“I remember pulling up, feeling half-lost,” Richard said. “(Like) you haven’t gone far enough but (also) feeling like you went too far. And then we got here and it was amazing. We felt like we wanted to spend the entire week here. Just like today, when we pulled up in the bus, two years later … you want to move in immediately.”
He referred to the Biehl family as "patron saints of the arts." Finding such hospitality on tour — like a home-cooked meal and a warm bed — goes a long way, he said.
“It’s one thing if you see a great show,” Richard said. “But if you show up and have a real experience with the band, the people, the place … I mean, that goes so far beyond just a concert ticket and listening to a band perform well.”
Around 9 p.m: Tiffany Biehl dissolves into the crowd as the 11-piece Edward Sharpe takes to the Codfish stage.
The group, known for songs such as “Home,” “No Love Like Yours” and “40 Day Dream,” performed its mix of indie and psychedelic songs for an enthusiastic and generally mesmerized crowd.
A few songs into the set, Tiffany can be seen looking back at the merchandise table, gesturing for someone to pass up something her way. She’s next seen opening a suitcase full of glow sticks, passing the sticks around and throwing the light-up toys into the dense crowd.
This takes place during “Janglin’,” and the word "magical" comes to mind again. The group sings the chorus as glow-in-the-dark colors of orange, pink and green fly over the heads of the crowd.
The set continued as the band took requests from the crowd, playing tracks old and new. It grew cold outside, but the energy (and sheer mass of bodies) of the crowd kept things warm inside the barn.
During the seminal hit “Home,” Kat Karberg, of Illinois-based group the Driftless Sisters, was pulled from the crowd onto the stage to perform the female vocal part of the track. Karberg is one of the volunteers who lends a hand at Codfish Hollow. She helped prepare meals for the band and crew on this particular day.
The two effortlessly perform the hit single, singing “Home is wherever I’m with you” on beat with what’s heard on the record. Maybe it was the passion of the moment, maybe it was the encouragement from the crowd — maybe it was both — but she made it look rehearsed, as if she jumped out from behind a curtain every night. But, she later confirmed, it wasn’t rehearsed. And it’s just another example of the barn’s "magic."
“I made this man sausage this morning and now we’re having the time of our lives,” she bellowed to the on-lookers.
11:21 p.m.: The show wraps up and Franzin begins giving the crowd rides back to the parking field. Some will camp overnight in the fields surrounding the barn, and some won’t. It’s another night and another sold-out show in the books for Codfish Hollow.

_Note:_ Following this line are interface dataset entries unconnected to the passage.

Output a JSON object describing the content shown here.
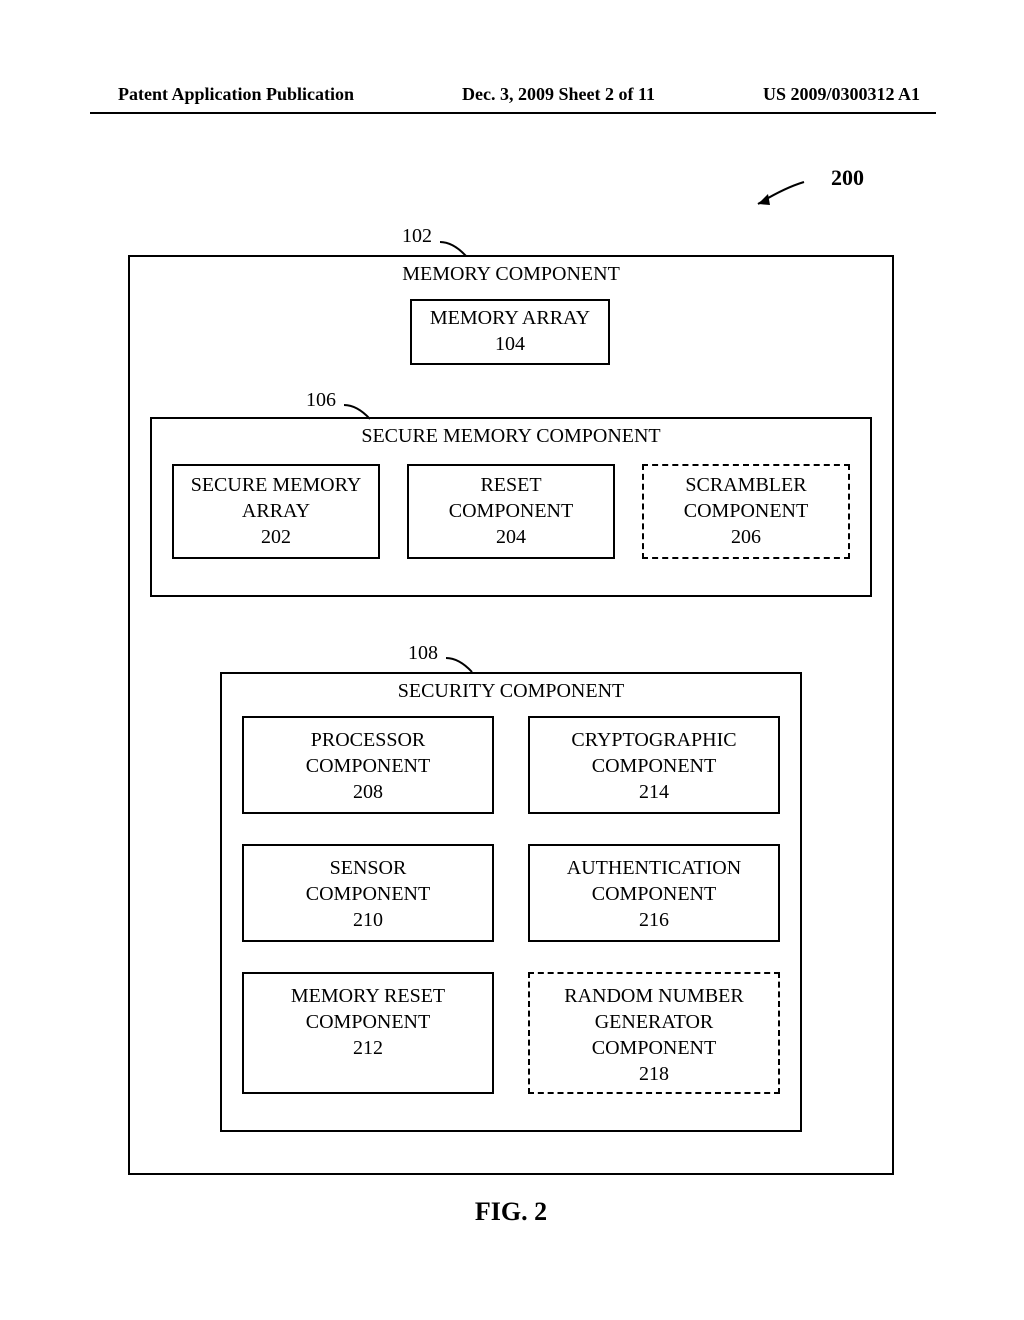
{
  "header": {
    "left": "Patent Application Publication",
    "center": "Dec. 3, 2009  Sheet 2 of 11",
    "right": "US 2009/0300312 A1"
  },
  "refs": {
    "r200": "200",
    "r102": "102",
    "r106": "106",
    "r108": "108"
  },
  "memoryComponent": {
    "title": "MEMORY COMPONENT",
    "memoryArray": {
      "label": "MEMORY ARRAY",
      "num": "104"
    }
  },
  "secureMemoryComponent": {
    "title": "SECURE MEMORY COMPONENT",
    "boxes": [
      {
        "l1": "SECURE MEMORY",
        "l2": "ARRAY",
        "num": "202",
        "dashed": false
      },
      {
        "l1": "RESET",
        "l2": "COMPONENT",
        "num": "204",
        "dashed": false
      },
      {
        "l1": "SCRAMBLER",
        "l2": "COMPONENT",
        "num": "206",
        "dashed": true
      }
    ]
  },
  "securityComponent": {
    "title": "SECURITY COMPONENT",
    "rows": [
      [
        {
          "l1": "PROCESSOR",
          "l2": "COMPONENT",
          "num": "208",
          "dashed": false,
          "tall": false
        },
        {
          "l1": "CRYPTOGRAPHIC",
          "l2": "COMPONENT",
          "num": "214",
          "dashed": false,
          "tall": false
        }
      ],
      [
        {
          "l1": "SENSOR",
          "l2": "COMPONENT",
          "num": "210",
          "dashed": false,
          "tall": false
        },
        {
          "l1": "AUTHENTICATION",
          "l2": "COMPONENT",
          "num": "216",
          "dashed": false,
          "tall": false
        }
      ],
      [
        {
          "l1": "MEMORY RESET",
          "l2": "COMPONENT",
          "num": "212",
          "dashed": false,
          "tall": true
        },
        {
          "l1": "RANDOM NUMBER",
          "l2": "GENERATOR",
          "l3": "COMPONENT",
          "num": "218",
          "dashed": true,
          "tall": true
        }
      ]
    ]
  },
  "figLabel": "FIG. 2"
}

Moving forward, what more would Tiffany Biehl want to see from her grandparents' old barn?
“I want R.E.M. here,” she said earlier in the day, laughing lightly. “I want an R.E.M. reunion in my barn.”
Catch a show at Codfish Hollow:
Address: 5013 288th Ave., Maquoketa
More information: codfishhollowbarnstormers.com
June 8: Oh Wonder
June 18: Built to Spill (sold out)
July 4: KT Tunstall
July 17: Tallest Man On Earth
July 23: Miracle Legion
July 27: Dinosaur Jr.
July 29: The Baseball Project
Aug. 14: Jenny Lewis (sold out)
Aug. 21: Kurt Vile and the Violators
Oct. 3: The Mountian Goats